The Bad.

The Choose Act is designed to give parents state funding to send their kids to the school of their choice. In reality, a parent of limited income can’t cover the cost of a full year of private or parochial school with the voucher, so this may as well be dubbed “the subsidy give-away check for parents already sending their children to private school” act. Choice has not been accomplished, but legislation like this always takes away from the strength of (and potential for) our public school.

The “Parent’s Right to Know” law that will require K-12 teachers to up-load their class curriculum within 30 days of the start of every school year or the adoption of new or revised curriculum. This was a boon to helicopter parents who doubt teachers’ abilities over their own throughout the state. Teachers are leaving the profession in droves; we should be doing more to keep teachers teaching.

SB1 is now law that will make it a felony to give, or receive, a payment or gift “for distributing, ordering, requesting, collecting, completing, prefiling, obtaining, or delivering a voter’s absentee ballot application.” Alabama Republicans said the legislation is needed to combat voter fraud through “ballot harvesting,” a term defining collection of multiple absentee ballots. We can’t disagree with the “prefiling” part, but another view: it suppresses the actions of an underpaid class of citizens who must work and be paid for their time to keep food on their tables. Republicans know who they’re hurting: Students, the elderly and the disabled, who tend to vote Democratic.

The Ugly.

These new laws deserve to be in this category because they benefit only a small group of Alabamians, to the detriment of others.

The bill limiting the use of public funds for diversity, equity and inclusion (DEI) programs and limiting the ability of public employees to discuss so-called “divisive concepts.” (Will we ever understand why those voting for this bill didn’t see their actions as “divisive concepts.”)

The Ugly Runners-Up. These did not pass and shouldn’t have.

Ethics: HB227, (weakening) ethics laws pertaining to public officials and public employees. If you weren’t paying attention, as one of their first actions in 2011, the new supermajority kept their promise to tighten ethics laws governing themselves. The problem: they kept getting in trouble, even jail, because they were violating their own ethics laws. This bill didn’t pass.

Gambling: Once again, the legislature narrowly failed to pass any sort of gambling bill.
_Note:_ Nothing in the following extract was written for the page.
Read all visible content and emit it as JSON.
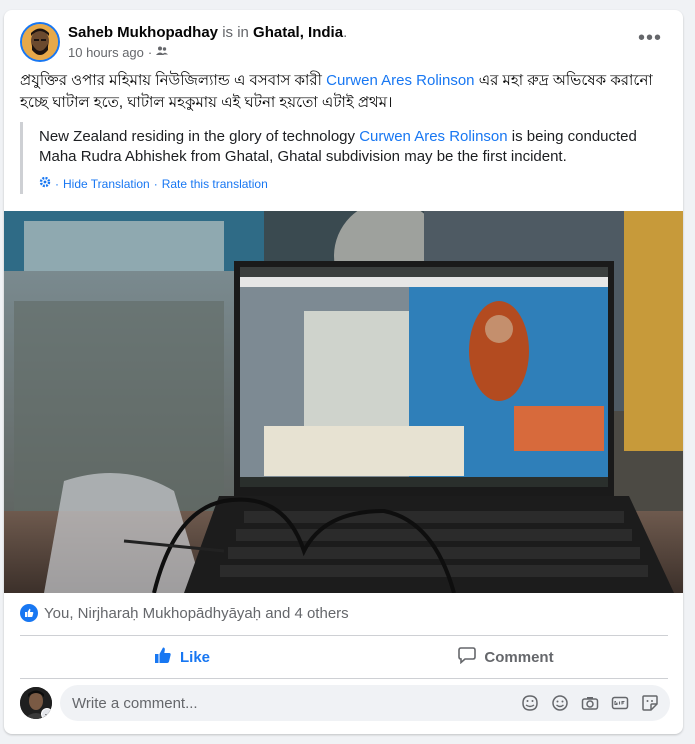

We can argue the issue for days, but the bottom line is that people will gamble, and most of that revenue will go to neighboring states, to the detriment of Alabamians – especially children – who would be helped by keeping those billions of dollars within Alabama.
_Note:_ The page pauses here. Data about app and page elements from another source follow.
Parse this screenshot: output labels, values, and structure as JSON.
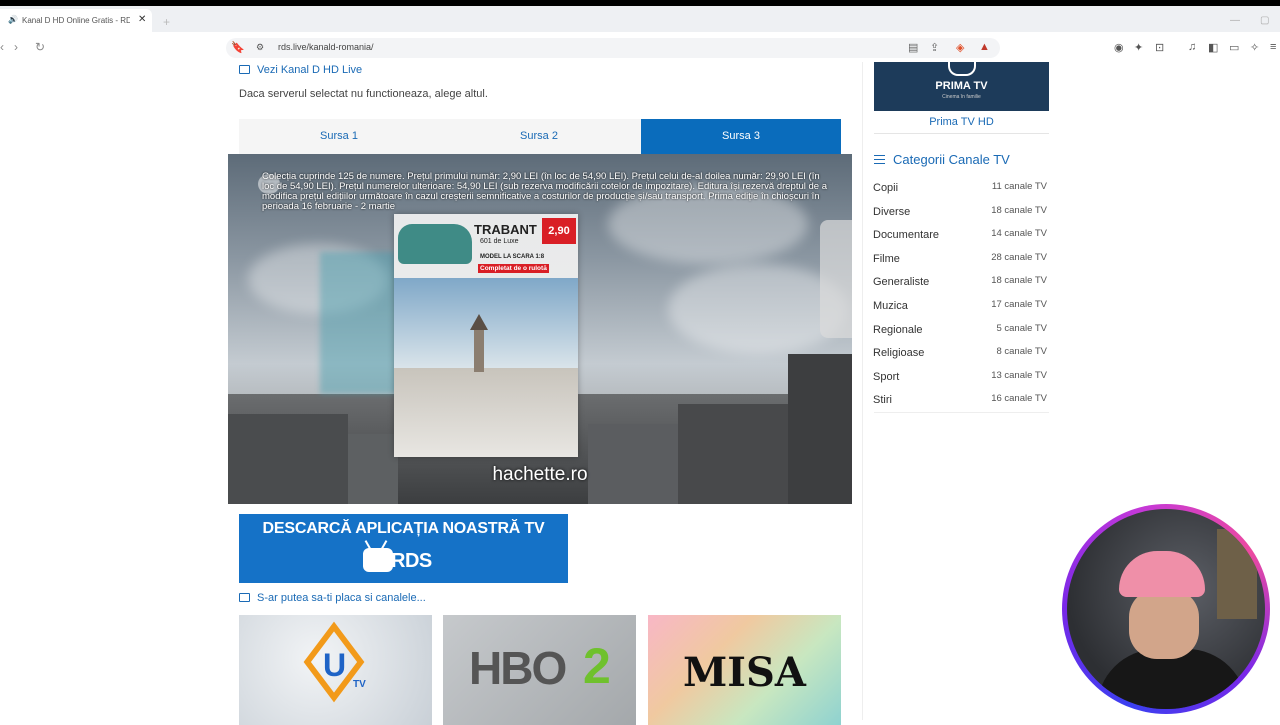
{
  "browser": {
    "tab_title": "Kanal D HD Online Gratis - RDS",
    "tab_audio_icon": "speaker-icon",
    "url": "rds.live/kanald-romania/"
  },
  "page": {
    "live_title": "Vezi Kanal D HD Live",
    "server_note": "Daca serverul selectat nu functioneaza, alege altul.",
    "sources": [
      "Sursa 1",
      "Sursa 2",
      "Sursa 3"
    ],
    "active_source": "Sursa 3",
    "player": {
      "disclaimer": "Colecția cuprinde 125 de numere. Prețul primului număr: 2,90 LEI (în loc de 54,90 LEI). Prețul celui de-al doilea număr: 29,90 LEI (în loc de 54,90 LEI). Prețul numerelor ulterioare: 54,90 LEI (sub rezerva modificării cotelor de impozitare). Editura își rezervă dreptul de a modifica prețul edițiilor următoare în cazul creșterii semnificative a costurilor de producție și/sau transport. Prima ediție în chioșcuri în perioada 16 februarie - 2 martie",
      "ad_title": "TRABANT",
      "ad_price": "2,90",
      "ad_sub1": "601 de Luxe",
      "ad_sub2": "MODEL LA SCARA 1:8",
      "ad_sub3": "Completat de o rulotă",
      "watermark": "hachette.ro"
    },
    "app_banner": {
      "text": "DESCARCĂ APLICAȚIA NOASTRĂ TV",
      "brand": "RDS"
    },
    "suggest_title": "S-ar putea sa-ti placa si canalele...",
    "thumbs": [
      {
        "name": "QU TV",
        "label": "TV"
      },
      {
        "name": "HBO2",
        "hbo": "HBO",
        "two": "2"
      },
      {
        "name": "MISA",
        "label": "MISA"
      }
    ]
  },
  "sidebar": {
    "prima": {
      "logo": "PRIMA TV",
      "tagline": "Cinema în familie",
      "label": "Prima TV HD"
    },
    "categories_title_a": "Categorii",
    "categories_title_b": "Canale TV",
    "categories": [
      {
        "name": "Copii",
        "count": "11 canale TV"
      },
      {
        "name": "Diverse",
        "count": "18 canale TV"
      },
      {
        "name": "Documentare",
        "count": "14 canale TV"
      },
      {
        "name": "Filme",
        "count": "28 canale TV"
      },
      {
        "name": "Generaliste",
        "count": "18 canale TV"
      },
      {
        "name": "Muzica",
        "count": "17 canale TV"
      },
      {
        "name": "Regionale",
        "count": "5 canale TV"
      },
      {
        "name": "Religioase",
        "count": "8 canale TV"
      },
      {
        "name": "Sport",
        "count": "13 canale TV"
      },
      {
        "name": "Stiri",
        "count": "16 canale TV"
      }
    ]
  },
  "colors": {
    "accent": "#0a6cbc",
    "link": "#1a6ab5",
    "banner": "#1572c7"
  }
}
Pride Flags: a proposed bill would have prohibited displaying Pride flags on public school property, and Library Content: Librarians were threatened with felony arrest under the state obscenity law because of library content and programs. Not a good look for the state if you want to attract the best and the brightest, or even to keep your best and brightest.